When planning your estate, you have likely set up a will and trust fund to ensure your property is distributed according to your wishes before and after passing. One thing you may have considered is appointing power of attorney. If this is something you have done and wish to make a change, you may not know if this is legal. Luckily, in New York, the principal can revoke the power of attorney in most cases. To learn more about this process and how a Nassau County estate planning lawyer can help you navigate it, you’ll want to continue reading.
What Is Power of Attorney?
Power of attorney (POA) is a legal term given to a person who has been authorized to act on behalf of someone else. The person who appoints another is known as the principal. Generally, the power of attorney can make medical and financial decisions. There are several kinds of POA options you can choose if you would like to appoint someone to this role.

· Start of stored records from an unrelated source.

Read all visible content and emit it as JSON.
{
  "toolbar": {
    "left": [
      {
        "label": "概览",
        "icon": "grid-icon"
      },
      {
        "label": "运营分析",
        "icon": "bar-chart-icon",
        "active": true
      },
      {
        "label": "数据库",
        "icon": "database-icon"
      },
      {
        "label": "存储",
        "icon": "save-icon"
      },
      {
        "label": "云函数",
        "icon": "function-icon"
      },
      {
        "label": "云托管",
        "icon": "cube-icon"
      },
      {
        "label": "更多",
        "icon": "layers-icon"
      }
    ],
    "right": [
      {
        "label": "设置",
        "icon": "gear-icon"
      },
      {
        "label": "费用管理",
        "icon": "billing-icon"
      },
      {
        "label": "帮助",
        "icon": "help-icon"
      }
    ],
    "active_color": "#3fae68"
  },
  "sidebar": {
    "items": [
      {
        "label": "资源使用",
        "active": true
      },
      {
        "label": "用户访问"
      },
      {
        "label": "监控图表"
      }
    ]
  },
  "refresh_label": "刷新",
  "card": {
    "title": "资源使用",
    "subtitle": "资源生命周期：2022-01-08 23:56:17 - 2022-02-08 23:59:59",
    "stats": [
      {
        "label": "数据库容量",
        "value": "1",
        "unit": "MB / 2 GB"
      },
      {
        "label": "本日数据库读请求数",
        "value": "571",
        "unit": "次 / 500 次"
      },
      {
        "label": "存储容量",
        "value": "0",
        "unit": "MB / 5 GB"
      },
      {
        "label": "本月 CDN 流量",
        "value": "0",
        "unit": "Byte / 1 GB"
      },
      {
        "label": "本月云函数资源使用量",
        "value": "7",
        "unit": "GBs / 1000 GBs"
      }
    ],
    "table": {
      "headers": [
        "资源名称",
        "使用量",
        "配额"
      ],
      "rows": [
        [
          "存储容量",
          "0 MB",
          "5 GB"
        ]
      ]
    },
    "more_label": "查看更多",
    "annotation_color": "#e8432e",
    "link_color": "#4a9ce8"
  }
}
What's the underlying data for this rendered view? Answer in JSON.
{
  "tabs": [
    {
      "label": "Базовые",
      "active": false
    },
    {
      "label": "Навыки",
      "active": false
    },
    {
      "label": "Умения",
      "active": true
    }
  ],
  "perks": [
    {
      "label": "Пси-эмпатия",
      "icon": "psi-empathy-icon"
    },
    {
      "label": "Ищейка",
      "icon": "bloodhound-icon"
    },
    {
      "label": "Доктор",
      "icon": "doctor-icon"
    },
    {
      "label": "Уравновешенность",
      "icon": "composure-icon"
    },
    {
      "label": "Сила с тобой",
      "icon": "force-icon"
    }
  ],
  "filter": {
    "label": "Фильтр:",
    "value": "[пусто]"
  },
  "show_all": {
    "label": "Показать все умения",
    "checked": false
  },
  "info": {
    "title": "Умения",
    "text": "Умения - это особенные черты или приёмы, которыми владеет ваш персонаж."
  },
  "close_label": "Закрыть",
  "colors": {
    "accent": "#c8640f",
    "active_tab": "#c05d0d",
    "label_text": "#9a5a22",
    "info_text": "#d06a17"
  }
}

The most common place to hear about power of attorney is in relation to medical decisions. Generally, people will appoint someone a medical attorney to make medical decisions for the principal should they become incapacitated and unable to do so. Without granting power of attorney, the healthcare provider must follow the state’s standards for next of kin.
A limited power of attorney gives someone control over certain matters. For example, someone with a limited POA may only be able to act if the principal is abroad. However, a durable power of attorney will remain in control of the terms of the agreement following the incapacitation of the principal.
Why May Someone Want to Revoke This?
There are a number of reasons someone may want to revoke the authority they have granted to another person. The most common is that the relationship may be strained for several reasons. Whether you no longer get along with this person or they have actively stolen from or lied to you, this is a valid reason to revoke someone’s authority.
However, there are other, less nefarious reasons you may want to change who serves as your agent. For example, if the person you authorized to act on your behalf becomes too ill to serve, you should update this decision. Similarly, if they pass away, you will want to appoint a new agent if you did not previously name a successor.
Can an Attorney Help?
If you wish to revoke the power of attorney you have appointed, it’s best to enlist the help of a qualified attorney first. They will be able to help guide you through the process to ensure everything is legal. It is important to note that you must be mentally capable if you wish to revoke this decision, as you may be unable to if you are considered not of sound mind. An experienced attorney can help you fill out the necessary forms before guiding you through the process of appointing a new power of attorney if you wish to do so.
At Barrows Levy PLLC, our experienced estate planning attorneys can help guide you through this process to ensure it is as simple as possible. Contact us today to learn more about how we can help you navigate this process.